━━ DATA FOR THIS TASK

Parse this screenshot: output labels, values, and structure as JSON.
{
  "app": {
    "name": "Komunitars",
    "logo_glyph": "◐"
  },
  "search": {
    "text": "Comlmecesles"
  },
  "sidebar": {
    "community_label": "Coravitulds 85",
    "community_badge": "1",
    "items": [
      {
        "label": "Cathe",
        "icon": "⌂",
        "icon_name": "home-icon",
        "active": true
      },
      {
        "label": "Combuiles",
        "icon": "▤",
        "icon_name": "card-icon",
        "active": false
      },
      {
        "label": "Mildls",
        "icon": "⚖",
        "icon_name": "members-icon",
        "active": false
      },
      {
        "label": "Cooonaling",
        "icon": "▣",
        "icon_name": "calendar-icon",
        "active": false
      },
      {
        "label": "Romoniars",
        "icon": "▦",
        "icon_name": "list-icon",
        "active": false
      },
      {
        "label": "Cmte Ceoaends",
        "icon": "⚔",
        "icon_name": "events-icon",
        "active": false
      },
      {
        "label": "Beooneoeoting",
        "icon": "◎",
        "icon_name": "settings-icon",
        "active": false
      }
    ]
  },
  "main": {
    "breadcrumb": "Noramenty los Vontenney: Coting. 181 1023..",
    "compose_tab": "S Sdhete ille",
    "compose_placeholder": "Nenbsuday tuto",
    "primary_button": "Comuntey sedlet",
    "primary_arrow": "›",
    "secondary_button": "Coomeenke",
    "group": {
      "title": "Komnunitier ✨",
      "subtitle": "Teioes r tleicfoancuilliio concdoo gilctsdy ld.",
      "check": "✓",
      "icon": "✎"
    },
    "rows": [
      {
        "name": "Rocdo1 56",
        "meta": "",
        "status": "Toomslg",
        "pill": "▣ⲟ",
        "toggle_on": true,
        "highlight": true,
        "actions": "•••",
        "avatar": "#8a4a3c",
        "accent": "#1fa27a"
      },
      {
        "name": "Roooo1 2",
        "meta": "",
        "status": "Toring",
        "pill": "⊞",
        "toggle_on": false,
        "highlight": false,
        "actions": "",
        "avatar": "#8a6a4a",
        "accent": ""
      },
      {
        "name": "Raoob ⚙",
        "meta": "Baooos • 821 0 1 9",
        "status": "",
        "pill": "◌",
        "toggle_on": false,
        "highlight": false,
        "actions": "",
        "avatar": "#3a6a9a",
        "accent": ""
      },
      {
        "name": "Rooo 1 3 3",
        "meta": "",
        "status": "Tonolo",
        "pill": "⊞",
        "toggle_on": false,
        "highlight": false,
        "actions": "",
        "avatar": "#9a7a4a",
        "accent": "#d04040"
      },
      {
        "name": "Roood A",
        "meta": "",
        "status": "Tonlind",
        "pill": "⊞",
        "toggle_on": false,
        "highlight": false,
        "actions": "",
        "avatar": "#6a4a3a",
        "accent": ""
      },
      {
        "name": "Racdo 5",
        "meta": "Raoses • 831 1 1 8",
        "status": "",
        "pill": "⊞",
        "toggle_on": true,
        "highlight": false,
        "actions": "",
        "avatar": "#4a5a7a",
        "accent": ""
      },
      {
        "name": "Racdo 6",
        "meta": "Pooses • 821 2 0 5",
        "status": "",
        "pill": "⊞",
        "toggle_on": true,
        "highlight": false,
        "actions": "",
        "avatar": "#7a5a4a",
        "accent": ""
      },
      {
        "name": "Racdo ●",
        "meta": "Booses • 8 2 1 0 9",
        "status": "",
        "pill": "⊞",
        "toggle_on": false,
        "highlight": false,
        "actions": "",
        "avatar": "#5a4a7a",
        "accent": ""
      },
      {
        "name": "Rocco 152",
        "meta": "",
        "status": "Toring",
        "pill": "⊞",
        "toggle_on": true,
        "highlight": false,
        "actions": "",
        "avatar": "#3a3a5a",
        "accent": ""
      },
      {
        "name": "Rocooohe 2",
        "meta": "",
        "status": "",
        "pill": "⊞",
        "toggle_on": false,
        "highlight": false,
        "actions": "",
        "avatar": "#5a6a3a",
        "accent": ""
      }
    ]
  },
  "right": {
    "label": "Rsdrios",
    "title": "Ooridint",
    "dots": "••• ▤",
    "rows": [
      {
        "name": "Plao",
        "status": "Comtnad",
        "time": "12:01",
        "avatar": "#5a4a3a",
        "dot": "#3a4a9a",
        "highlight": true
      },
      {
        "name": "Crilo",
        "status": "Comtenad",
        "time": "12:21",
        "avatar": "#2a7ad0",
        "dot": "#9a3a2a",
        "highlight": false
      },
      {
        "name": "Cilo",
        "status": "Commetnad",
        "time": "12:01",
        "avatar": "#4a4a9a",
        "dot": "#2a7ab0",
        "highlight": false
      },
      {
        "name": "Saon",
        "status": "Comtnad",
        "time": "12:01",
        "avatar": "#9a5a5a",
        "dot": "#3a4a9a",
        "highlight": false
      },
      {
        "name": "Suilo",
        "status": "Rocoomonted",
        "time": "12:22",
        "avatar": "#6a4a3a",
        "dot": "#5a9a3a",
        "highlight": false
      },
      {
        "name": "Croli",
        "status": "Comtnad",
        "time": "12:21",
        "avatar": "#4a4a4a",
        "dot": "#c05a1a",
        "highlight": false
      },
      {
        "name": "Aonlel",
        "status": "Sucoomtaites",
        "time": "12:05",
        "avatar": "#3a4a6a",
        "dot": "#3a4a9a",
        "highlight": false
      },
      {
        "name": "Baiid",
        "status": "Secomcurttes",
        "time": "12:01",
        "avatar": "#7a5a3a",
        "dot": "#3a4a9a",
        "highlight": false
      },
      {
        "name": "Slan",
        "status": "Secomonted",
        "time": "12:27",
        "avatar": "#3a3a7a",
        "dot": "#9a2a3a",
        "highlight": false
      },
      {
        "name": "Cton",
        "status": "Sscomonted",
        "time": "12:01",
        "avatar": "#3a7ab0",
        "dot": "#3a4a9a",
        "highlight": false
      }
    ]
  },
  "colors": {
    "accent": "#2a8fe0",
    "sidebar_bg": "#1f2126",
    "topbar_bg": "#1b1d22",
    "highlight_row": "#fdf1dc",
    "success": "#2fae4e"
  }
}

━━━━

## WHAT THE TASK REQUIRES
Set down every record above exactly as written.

## ANSWER SECTION
Parse this screenshot: output labels, values, and structure as JSON.
{
  "app": {
    "name": "Komunitars",
    "logo_glyph": "◐"
  },
  "search": {
    "text": "Comlmecesles"
  },
  "sidebar": {
    "community_label": "Coravitulds 85",
    "community_badge": "1",
    "items": [
      {
        "label": "Cathe",
        "icon": "⌂",
        "icon_name": "home-icon",
        "active": true
      },
      {
        "label": "Combuiles",
        "icon": "▤",
        "icon_name": "card-icon",
        "active": false
      },
      {
        "label": "Mildls",
        "icon": "⚖",
        "icon_name": "members-icon",
        "active": false
      },
      {
        "label": "Cooonaling",
        "icon": "▣",
        "icon_name": "calendar-icon",
        "active": false
      },
      {
        "label": "Romoniars",
        "icon": "▦",
        "icon_name": "list-icon",
        "active": false
      },
      {
        "label": "Cmte Ceoaends",
        "icon": "⚔",
        "icon_name": "events-icon",
        "active": false
      },
      {
        "label": "Beooneoeoting",
        "icon": "◎",
        "icon_name": "settings-icon",
        "active": false
      }
    ]
  },
  "main": {
    "breadcrumb": "Noramenty los Vontenney: Coting. 181 1023..",
    "compose_tab": "S Sdhete ille",
    "compose_placeholder": "Nenbsuday tuto",
    "primary_button": "Comuntey sedlet",
    "primary_arrow": "›",
    "secondary_button": "Coomeenke",
    "group": {
      "title": "Komnunitier ✨",
      "subtitle": "Teioes r tleicfoancuilliio concdoo gilctsdy ld.",
      "check": "✓",
      "icon": "✎"
    },
    "rows": [
      {
        "name": "Rocdo1 56",
        "meta": "",
        "status": "Toomslg",
        "pill": "▣ⲟ",
        "toggle_on": true,
        "highlight": true,
        "actions": "•••",
        "avatar": "#8a4a3c",
        "accent": "#1fa27a"
      },
      {
        "name": "Roooo1 2",
        "meta": "",
        "status": "Toring",
        "pill": "⊞",
        "toggle_on": false,
        "highlight": false,
        "actions": "",
        "avatar": "#8a6a4a",
        "accent": ""
      },
      {
        "name": "Raoob ⚙",
        "meta": "Baooos • 821 0 1 9",
        "status": "",
        "pill": "◌",
        "toggle_on": false,
        "highlight": false,
        "actions": "",
        "avatar": "#3a6a9a",
        "accent": ""
      },
      {
        "name": "Rooo 1 3 3",
        "meta": "",
        "status": "Tonolo",
        "pill": "⊞",
        "toggle_on": false,
        "highlight": false,
        "actions": "",
        "avatar": "#9a7a4a",
        "accent": "#d04040"
      },
      {
        "name": "Roood A",
        "meta": "",
        "status": "Tonlind",
        "pill": "⊞",
        "toggle_on": false,
        "highlight": false,
        "actions": "",
        "avatar": "#6a4a3a",
        "accent": ""
      },
      {
        "name": "Racdo 5",
        "meta": "Raoses • 831 1 1 8",
        "status": "",
        "pill": "⊞",
        "toggle_on": true,
        "highlight": false,
        "actions": "",
        "avatar": "#4a5a7a",
        "accent": ""
      },
      {
        "name": "Racdo 6",
        "meta": "Pooses • 821 2 0 5",
        "status": "",
        "pill": "⊞",
        "toggle_on": true,
        "highlight": false,
        "actions": "",
        "avatar": "#7a5a4a",
        "accent": ""
      },
      {
        "name": "Racdo ●",
        "meta": "Booses • 8 2 1 0 9",
        "status": "",
        "pill": "⊞",
        "toggle_on": false,
        "highlight": false,
        "actions": "",
        "avatar": "#5a4a7a",
        "accent": ""
      },
      {
        "name": "Rocco 152",
        "meta": "",
        "status": "Toring",
        "pill": "⊞",
        "toggle_on": true,
        "highlight": false,
        "actions": "",
        "avatar": "#3a3a5a",
        "accent": ""
      },
      {
        "name": "Rocooohe 2",
        "meta": "",
        "status": "",
        "pill": "⊞",
        "toggle_on": false,
        "highlight": false,
        "actions": "",
        "avatar": "#5a6a3a",
        "accent": ""
      }
    ]
  },
  "right": {
    "label": "Rsdrios",
    "title": "Ooridint",
    "dots": "••• ▤",
    "rows": [
      {
        "name": "Plao",
        "status": "Comtnad",
        "time": "12:01",
        "avatar": "#5a4a3a",
        "dot": "#3a4a9a",
        "highlight": true
      },
      {
        "name": "Crilo",
        "status": "Comtenad",
        "time": "12:21",
        "avatar": "#2a7ad0",
        "dot": "#9a3a2a",
        "highlight": false
      },
      {
        "name": "Cilo",
        "status": "Commetnad",
        "time": "12:01",
        "avatar": "#4a4a9a",
        "dot": "#2a7ab0",
        "highlight": false
      },
      {
        "name": "Saon",
        "status": "Comtnad",
        "time": "12:01",
        "avatar": "#9a5a5a",
        "dot": "#3a4a9a",
        "highlight": false
      },
      {
        "name": "Suilo",
        "status": "Rocoomonted",
        "time": "12:22",
        "avatar": "#6a4a3a",
        "dot": "#5a9a3a",
        "highlight": false
      },
      {
        "name": "Croli",
        "status": "Comtnad",
        "time": "12:21",
        "avatar": "#4a4a4a",
        "dot": "#c05a1a",
        "highlight": false
      },
      {
        "name": "Aonlel",
        "status": "Sucoomtaites",
        "time": "12:05",
        "avatar": "#3a4a6a",
        "dot": "#3a4a9a",
        "highlight": false
      },
      {
        "name": "Baiid",
        "status": "Secomcurttes",
        "time": "12:01",
        "avatar": "#7a5a3a",
        "dot": "#3a4a9a",
        "highlight": false
      },
      {
        "name": "Slan",
        "status": "Secomonted",
        "time": "12:27",
        "avatar": "#3a3a7a",
        "dot": "#9a2a3a",
        "highlight": false
      },
      {
        "name": "Cton",
        "status": "Sscomonted",
        "time": "12:01",
        "avatar": "#3a7ab0",
        "dot": "#3a4a9a",
        "highlight": false
      }
    ]
  },
  "colors": {
    "accent": "#2a8fe0",
    "sidebar_bg": "#1f2126",
    "topbar_bg": "#1b1d22",
    "highlight_row": "#fdf1dc",
    "success": "#2fae4e"
  }
}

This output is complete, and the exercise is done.